REQUIRED WORK: Go through the material below and return each line with the string "SDVIAPlayer" in it.

-------- EXERCISE DATA

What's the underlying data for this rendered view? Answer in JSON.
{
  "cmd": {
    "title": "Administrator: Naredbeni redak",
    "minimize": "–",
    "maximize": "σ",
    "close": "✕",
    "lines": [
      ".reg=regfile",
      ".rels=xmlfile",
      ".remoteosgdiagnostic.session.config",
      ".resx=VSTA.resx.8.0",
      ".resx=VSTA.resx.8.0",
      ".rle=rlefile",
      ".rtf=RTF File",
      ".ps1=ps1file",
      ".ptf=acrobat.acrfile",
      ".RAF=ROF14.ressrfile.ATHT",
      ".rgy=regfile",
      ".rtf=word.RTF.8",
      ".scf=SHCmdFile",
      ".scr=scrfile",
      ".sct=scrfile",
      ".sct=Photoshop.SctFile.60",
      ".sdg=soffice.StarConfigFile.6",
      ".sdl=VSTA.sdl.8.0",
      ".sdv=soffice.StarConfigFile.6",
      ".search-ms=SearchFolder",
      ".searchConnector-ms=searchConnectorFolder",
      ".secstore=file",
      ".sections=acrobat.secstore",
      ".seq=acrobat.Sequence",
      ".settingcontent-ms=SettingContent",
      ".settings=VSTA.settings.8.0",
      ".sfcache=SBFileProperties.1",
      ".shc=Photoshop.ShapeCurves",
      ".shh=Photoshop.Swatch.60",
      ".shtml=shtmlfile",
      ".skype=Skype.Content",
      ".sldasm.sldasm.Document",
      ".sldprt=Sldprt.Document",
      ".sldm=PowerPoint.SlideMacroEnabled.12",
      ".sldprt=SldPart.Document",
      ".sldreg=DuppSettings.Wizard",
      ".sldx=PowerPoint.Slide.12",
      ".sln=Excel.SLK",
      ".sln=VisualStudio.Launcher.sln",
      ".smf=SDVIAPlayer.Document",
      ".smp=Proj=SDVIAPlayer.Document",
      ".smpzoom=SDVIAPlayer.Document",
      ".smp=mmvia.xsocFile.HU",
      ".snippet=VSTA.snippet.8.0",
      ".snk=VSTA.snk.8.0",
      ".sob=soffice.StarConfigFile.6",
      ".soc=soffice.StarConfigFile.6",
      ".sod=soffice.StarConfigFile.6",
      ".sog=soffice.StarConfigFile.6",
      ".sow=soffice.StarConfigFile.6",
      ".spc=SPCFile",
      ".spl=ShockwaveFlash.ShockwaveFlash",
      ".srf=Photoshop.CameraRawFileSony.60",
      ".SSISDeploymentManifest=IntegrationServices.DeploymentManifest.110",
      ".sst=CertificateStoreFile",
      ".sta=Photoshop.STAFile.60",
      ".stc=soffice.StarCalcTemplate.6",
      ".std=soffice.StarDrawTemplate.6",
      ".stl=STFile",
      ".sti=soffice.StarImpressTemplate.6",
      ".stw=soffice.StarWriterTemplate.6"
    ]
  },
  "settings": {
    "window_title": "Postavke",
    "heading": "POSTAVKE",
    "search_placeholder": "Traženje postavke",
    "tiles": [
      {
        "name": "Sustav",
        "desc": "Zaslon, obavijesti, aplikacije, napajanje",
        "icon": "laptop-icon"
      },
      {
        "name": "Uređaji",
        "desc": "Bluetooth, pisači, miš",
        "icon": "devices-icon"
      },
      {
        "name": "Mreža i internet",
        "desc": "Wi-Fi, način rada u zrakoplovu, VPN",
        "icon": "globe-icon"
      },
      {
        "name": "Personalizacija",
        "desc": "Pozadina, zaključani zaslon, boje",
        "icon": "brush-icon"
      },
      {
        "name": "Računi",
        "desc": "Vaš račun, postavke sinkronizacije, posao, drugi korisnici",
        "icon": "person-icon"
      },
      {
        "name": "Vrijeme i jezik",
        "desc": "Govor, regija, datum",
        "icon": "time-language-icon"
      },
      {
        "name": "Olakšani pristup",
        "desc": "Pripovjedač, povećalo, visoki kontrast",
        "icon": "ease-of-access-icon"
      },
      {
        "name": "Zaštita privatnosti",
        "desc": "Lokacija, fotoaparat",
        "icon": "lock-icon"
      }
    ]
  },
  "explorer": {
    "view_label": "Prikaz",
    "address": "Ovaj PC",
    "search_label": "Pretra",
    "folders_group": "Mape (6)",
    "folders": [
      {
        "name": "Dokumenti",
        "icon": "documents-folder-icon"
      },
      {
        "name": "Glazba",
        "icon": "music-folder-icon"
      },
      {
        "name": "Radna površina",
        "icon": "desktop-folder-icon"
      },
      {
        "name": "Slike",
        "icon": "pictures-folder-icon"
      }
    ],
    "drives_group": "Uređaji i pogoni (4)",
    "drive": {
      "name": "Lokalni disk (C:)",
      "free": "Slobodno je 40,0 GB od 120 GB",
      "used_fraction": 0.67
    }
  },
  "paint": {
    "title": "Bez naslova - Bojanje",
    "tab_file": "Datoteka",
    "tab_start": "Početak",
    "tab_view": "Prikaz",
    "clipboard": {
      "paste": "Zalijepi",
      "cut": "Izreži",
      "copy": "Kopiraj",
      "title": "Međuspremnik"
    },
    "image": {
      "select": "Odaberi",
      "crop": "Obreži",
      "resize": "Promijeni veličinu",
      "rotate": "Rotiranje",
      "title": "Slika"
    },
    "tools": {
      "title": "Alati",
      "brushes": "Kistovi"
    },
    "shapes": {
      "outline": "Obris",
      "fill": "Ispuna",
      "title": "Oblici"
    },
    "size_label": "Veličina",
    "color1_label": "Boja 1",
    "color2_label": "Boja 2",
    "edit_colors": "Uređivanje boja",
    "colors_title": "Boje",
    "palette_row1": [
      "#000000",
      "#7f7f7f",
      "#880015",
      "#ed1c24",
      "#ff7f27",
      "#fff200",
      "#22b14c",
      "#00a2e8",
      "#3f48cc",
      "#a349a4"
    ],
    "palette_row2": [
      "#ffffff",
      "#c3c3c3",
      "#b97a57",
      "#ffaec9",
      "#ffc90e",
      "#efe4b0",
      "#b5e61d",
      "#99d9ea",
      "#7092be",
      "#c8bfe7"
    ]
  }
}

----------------

EXPECTED ANSWER:
      ".smf=SDVIAPlayer.Document",
      ".smp=Proj=SDVIAPlayer.Document",
      ".smpzoom=SDVIAPlayer.Document",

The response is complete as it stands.